* WHAT THE EXERCISE ASKS
Every record below must come back exactly as written, with the images dropped.
*** RECORDS FOR THIS EXERCISE
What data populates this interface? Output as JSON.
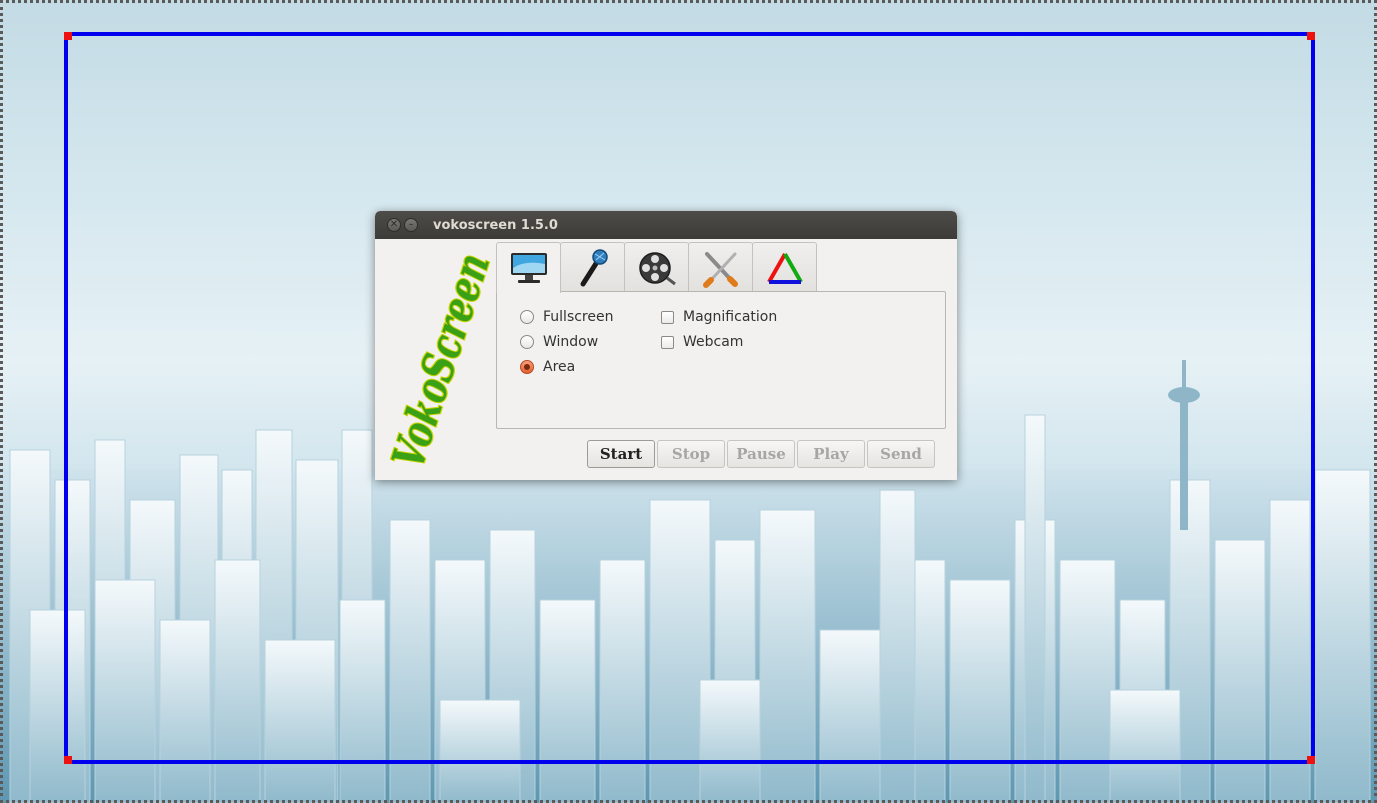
{
  "window": {
    "title": "vokoscreen 1.5.0",
    "logo_text": "VokoScreen"
  },
  "tabs": [
    {
      "icon": "monitor-icon",
      "active": true
    },
    {
      "icon": "microphone-icon",
      "active": false
    },
    {
      "icon": "film-reel-icon",
      "active": false
    },
    {
      "icon": "tools-icon",
      "active": false
    },
    {
      "icon": "rgb-triangle-icon",
      "active": false
    }
  ],
  "capture": {
    "radios": [
      {
        "label": "Fullscreen",
        "checked": false
      },
      {
        "label": "Window",
        "checked": false
      },
      {
        "label": "Area",
        "checked": true
      }
    ],
    "checkboxes": [
      {
        "label": "Magnification",
        "checked": false
      },
      {
        "label": "Webcam",
        "checked": false
      }
    ]
  },
  "buttons": {
    "start": "Start",
    "stop": "Stop",
    "pause": "Pause",
    "play": "Play",
    "send": "Send"
  },
  "colors": {
    "area_frame": "#0000ee",
    "area_handles": "#ee1111",
    "logo_green": "#3aa015",
    "logo_outline": "#c8d400"
  }
}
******
* EXERCISE ANSWER
What data populates this interface? Output as JSON.
{
  "window": {
    "title": "vokoscreen 1.5.0",
    "logo_text": "VokoScreen"
  },
  "tabs": [
    {
      "icon": "monitor-icon",
      "active": true
    },
    {
      "icon": "microphone-icon",
      "active": false
    },
    {
      "icon": "film-reel-icon",
      "active": false
    },
    {
      "icon": "tools-icon",
      "active": false
    },
    {
      "icon": "rgb-triangle-icon",
      "active": false
    }
  ],
  "capture": {
    "radios": [
      {
        "label": "Fullscreen",
        "checked": false
      },
      {
        "label": "Window",
        "checked": false
      },
      {
        "label": "Area",
        "checked": true
      }
    ],
    "checkboxes": [
      {
        "label": "Magnification",
        "checked": false
      },
      {
        "label": "Webcam",
        "checked": false
      }
    ]
  },
  "buttons": {
    "start": "Start",
    "stop": "Stop",
    "pause": "Pause",
    "play": "Play",
    "send": "Send"
  },
  "colors": {
    "area_frame": "#0000ee",
    "area_handles": "#ee1111",
    "logo_green": "#3aa015",
    "logo_outline": "#c8d400"
  }
}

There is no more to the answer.